EXERCISE BRIEF: Nothing should change. Output the data exactly.

[Stored entries]
- - - - -

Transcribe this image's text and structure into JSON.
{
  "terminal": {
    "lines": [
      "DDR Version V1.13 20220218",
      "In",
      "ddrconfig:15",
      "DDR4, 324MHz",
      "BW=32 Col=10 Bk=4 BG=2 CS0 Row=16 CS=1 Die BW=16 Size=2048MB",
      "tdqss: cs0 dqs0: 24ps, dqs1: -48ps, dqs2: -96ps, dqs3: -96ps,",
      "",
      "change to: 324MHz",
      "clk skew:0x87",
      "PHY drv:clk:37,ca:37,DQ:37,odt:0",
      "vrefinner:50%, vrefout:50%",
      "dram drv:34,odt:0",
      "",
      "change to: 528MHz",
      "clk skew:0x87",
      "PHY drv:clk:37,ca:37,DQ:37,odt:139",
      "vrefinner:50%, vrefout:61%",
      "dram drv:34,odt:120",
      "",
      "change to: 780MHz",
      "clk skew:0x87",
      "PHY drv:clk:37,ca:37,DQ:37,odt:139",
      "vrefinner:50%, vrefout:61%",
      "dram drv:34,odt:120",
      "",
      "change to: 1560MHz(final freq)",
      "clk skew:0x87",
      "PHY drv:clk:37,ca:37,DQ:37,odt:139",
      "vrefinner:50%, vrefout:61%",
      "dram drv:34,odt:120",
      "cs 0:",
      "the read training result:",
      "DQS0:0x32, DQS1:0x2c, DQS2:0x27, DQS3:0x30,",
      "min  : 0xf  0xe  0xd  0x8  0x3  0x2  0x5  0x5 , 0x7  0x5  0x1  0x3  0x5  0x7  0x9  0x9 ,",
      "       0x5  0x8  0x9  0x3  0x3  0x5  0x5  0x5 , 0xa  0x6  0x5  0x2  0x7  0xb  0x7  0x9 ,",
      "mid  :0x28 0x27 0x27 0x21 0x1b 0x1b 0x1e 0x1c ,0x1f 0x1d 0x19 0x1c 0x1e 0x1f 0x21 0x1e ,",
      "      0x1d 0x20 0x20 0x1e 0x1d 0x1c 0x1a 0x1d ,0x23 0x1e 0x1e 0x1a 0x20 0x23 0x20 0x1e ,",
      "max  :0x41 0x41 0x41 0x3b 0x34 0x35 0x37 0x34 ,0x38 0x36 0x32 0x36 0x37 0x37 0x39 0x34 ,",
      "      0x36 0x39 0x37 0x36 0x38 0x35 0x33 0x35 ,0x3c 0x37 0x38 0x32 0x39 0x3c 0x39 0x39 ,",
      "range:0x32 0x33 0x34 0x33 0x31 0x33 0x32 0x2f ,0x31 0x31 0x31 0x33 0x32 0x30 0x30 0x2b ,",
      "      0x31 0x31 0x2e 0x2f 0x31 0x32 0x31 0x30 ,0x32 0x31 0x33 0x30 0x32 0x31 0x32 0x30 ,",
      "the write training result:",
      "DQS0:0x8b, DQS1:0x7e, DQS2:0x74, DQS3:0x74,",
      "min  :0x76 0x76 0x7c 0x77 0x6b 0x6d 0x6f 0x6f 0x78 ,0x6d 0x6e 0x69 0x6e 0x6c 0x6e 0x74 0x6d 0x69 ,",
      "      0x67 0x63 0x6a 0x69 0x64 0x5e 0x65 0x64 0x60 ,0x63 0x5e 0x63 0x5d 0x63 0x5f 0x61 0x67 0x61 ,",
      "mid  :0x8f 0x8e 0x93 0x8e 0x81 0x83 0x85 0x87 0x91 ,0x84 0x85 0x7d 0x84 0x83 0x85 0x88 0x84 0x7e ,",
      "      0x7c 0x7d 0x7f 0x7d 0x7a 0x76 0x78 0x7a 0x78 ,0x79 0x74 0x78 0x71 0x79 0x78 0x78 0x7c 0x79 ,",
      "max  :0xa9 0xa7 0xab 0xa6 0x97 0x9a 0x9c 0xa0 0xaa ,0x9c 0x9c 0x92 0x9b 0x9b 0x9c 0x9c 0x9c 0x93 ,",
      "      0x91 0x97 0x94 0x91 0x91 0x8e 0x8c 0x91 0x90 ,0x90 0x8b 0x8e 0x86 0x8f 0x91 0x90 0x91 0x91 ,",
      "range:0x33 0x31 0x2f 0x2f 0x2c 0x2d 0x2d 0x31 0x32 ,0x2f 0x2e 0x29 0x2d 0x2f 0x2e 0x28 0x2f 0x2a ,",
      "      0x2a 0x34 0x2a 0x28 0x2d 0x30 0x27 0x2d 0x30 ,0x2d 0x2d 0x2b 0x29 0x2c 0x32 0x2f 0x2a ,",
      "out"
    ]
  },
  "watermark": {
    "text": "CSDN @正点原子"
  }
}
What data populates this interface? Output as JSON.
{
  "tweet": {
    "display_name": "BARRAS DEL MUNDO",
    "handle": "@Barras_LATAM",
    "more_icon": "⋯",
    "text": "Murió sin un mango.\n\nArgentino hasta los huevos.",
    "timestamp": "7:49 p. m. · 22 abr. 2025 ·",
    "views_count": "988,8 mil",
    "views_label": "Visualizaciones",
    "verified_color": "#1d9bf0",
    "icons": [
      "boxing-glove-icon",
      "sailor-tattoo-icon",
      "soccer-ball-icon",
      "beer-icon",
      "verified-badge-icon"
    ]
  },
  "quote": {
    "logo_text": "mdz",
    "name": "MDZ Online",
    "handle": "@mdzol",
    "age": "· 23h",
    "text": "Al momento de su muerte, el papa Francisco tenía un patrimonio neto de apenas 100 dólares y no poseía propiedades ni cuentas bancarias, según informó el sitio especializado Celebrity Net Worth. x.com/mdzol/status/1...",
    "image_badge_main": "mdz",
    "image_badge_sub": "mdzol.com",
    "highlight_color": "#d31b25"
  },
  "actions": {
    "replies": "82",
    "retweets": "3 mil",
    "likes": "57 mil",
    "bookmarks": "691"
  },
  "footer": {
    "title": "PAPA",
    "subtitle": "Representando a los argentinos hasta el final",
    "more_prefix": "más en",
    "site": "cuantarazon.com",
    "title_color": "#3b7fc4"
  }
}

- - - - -

EXERCISE SOLUTION:
Transcribe this image's text and structure into JSON.
{
  "terminal": {
    "lines": [
      "DDR Version V1.13 20220218",
      "In",
      "ddrconfig:15",
      "DDR4, 324MHz",
      "BW=32 Col=10 Bk=4 BG=2 CS0 Row=16 CS=1 Die BW=16 Size=2048MB",
      "tdqss: cs0 dqs0: 24ps, dqs1: -48ps, dqs2: -96ps, dqs3: -96ps,",
      "",
      "change to: 324MHz",
      "clk skew:0x87",
      "PHY drv:clk:37,ca:37,DQ:37,odt:0",
      "vrefinner:50%, vrefout:50%",
      "dram drv:34,odt:0",
      "",
      "change to: 528MHz",
      "clk skew:0x87",
      "PHY drv:clk:37,ca:37,DQ:37,odt:139",
      "vrefinner:50%, vrefout:61%",
      "dram drv:34,odt:120",
      "",
      "change to: 780MHz",
      "clk skew:0x87",
      "PHY drv:clk:37,ca:37,DQ:37,odt:139",
      "vrefinner:50%, vrefout:61%",
      "dram drv:34,odt:120",
      "",
      "change to: 1560MHz(final freq)",
      "clk skew:0x87",
      "PHY drv:clk:37,ca:37,DQ:37,odt:139",
      "vrefinner:50%, vrefout:61%",
      "dram drv:34,odt:120",
      "cs 0:",
      "the read training result:",
      "DQS0:0x32, DQS1:0x2c, DQS2:0x27, DQS3:0x30,",
      "min  : 0xf  0xe  0xd  0x8  0x3  0x2  0x5  0x5 , 0x7  0x5  0x1  0x3  0x5  0x7  0x9  0x9 ,",
      "       0x5  0x8  0x9  0x3  0x3  0x5  0x5  0x5 , 0xa  0x6  0x5  0x2  0x7  0xb  0x7  0x9 ,",
      "mid  :0x28 0x27 0x27 0x21 0x1b 0x1b 0x1e 0x1c ,0x1f 0x1d 0x19 0x1c 0x1e 0x1f 0x21 0x1e ,",
      "      0x1d 0x20 0x20 0x1e 0x1d 0x1c 0x1a 0x1d ,0x23 0x1e 0x1e 0x1a 0x20 0x23 0x20 0x1e ,",
      "max  :0x41 0x41 0x41 0x3b 0x34 0x35 0x37 0x34 ,0x38 0x36 0x32 0x36 0x37 0x37 0x39 0x34 ,",
      "      0x36 0x39 0x37 0x36 0x38 0x35 0x33 0x35 ,0x3c 0x37 0x38 0x32 0x39 0x3c 0x39 0x39 ,",
      "range:0x32 0x33 0x34 0x33 0x31 0x33 0x32 0x2f ,0x31 0x31 0x31 0x33 0x32 0x30 0x30 0x2b ,",
      "      0x31 0x31 0x2e 0x2f 0x31 0x32 0x31 0x30 ,0x32 0x31 0x33 0x30 0x32 0x31 0x32 0x30 ,",
      "the write training result:",
      "DQS0:0x8b, DQS1:0x7e, DQS2:0x74, DQS3:0x74,",
      "min  :0x76 0x76 0x7c 0x77 0x6b 0x6d 0x6f 0x6f 0x78 ,0x6d 0x6e 0x69 0x6e 0x6c 0x6e 0x74 0x6d 0x69 ,",
      "      0x67 0x63 0x6a 0x69 0x64 0x5e 0x65 0x64 0x60 ,0x63 0x5e 0x63 0x5d 0x63 0x5f 0x61 0x67 0x61 ,",
      "mid  :0x8f 0x8e 0x93 0x8e 0x81 0x83 0x85 0x87 0x91 ,0x84 0x85 0x7d 0x84 0x83 0x85 0x88 0x84 0x7e ,",
      "      0x7c 0x7d 0x7f 0x7d 0x7a 0x76 0x78 0x7a 0x78 ,0x79 0x74 0x78 0x71 0x79 0x78 0x78 0x7c 0x79 ,",
      "max  :0xa9 0xa7 0xab 0xa6 0x97 0x9a 0x9c 0xa0 0xaa ,0x9c 0x9c 0x92 0x9b 0x9b 0x9c 0x9c 0x9c 0x93 ,",
      "      0x91 0x97 0x94 0x91 0x91 0x8e 0x8c 0x91 0x90 ,0x90 0x8b 0x8e 0x86 0x8f 0x91 0x90 0x91 0x91 ,",
      "range:0x33 0x31 0x2f 0x2f 0x2c 0x2d 0x2d 0x31 0x32 ,0x2f 0x2e 0x29 0x2d 0x2f 0x2e 0x28 0x2f 0x2a ,",
      "      0x2a 0x34 0x2a 0x28 0x2d 0x30 0x27 0x2d 0x30 ,0x2d 0x2d 0x2b 0x29 0x2c 0x32 0x2f 0x2a ,",
      "out"
    ]
  },
  "watermark": {
    "text": "CSDN @正点原子"
  }
}
What data populates this interface? Output as JSON.
{
  "tweet": {
    "display_name": "BARRAS DEL MUNDO",
    "handle": "@Barras_LATAM",
    "more_icon": "⋯",
    "text": "Murió sin un mango.\n\nArgentino hasta los huevos.",
    "timestamp": "7:49 p. m. · 22 abr. 2025 ·",
    "views_count": "988,8 mil",
    "views_label": "Visualizaciones",
    "verified_color": "#1d9bf0",
    "icons": [
      "boxing-glove-icon",
      "sailor-tattoo-icon",
      "soccer-ball-icon",
      "beer-icon",
      "verified-badge-icon"
    ]
  },
  "quote": {
    "logo_text": "mdz",
    "name": "MDZ Online",
    "handle": "@mdzol",
    "age": "· 23h",
    "text": "Al momento de su muerte, el papa Francisco tenía un patrimonio neto de apenas 100 dólares y no poseía propiedades ni cuentas bancarias, según informó el sitio especializado Celebrity Net Worth. x.com/mdzol/status/1...",
    "image_badge_main": "mdz",
    "image_badge_sub": "mdzol.com",
    "highlight_color": "#d31b25"
  },
  "actions": {
    "replies": "82",
    "retweets": "3 mil",
    "likes": "57 mil",
    "bookmarks": "691"
  },
  "footer": {
    "title": "PAPA",
    "subtitle": "Representando a los argentinos hasta el final",
    "more_prefix": "más en",
    "site": "cuantarazon.com",
    "title_color": "#3b7fc4"
  }
}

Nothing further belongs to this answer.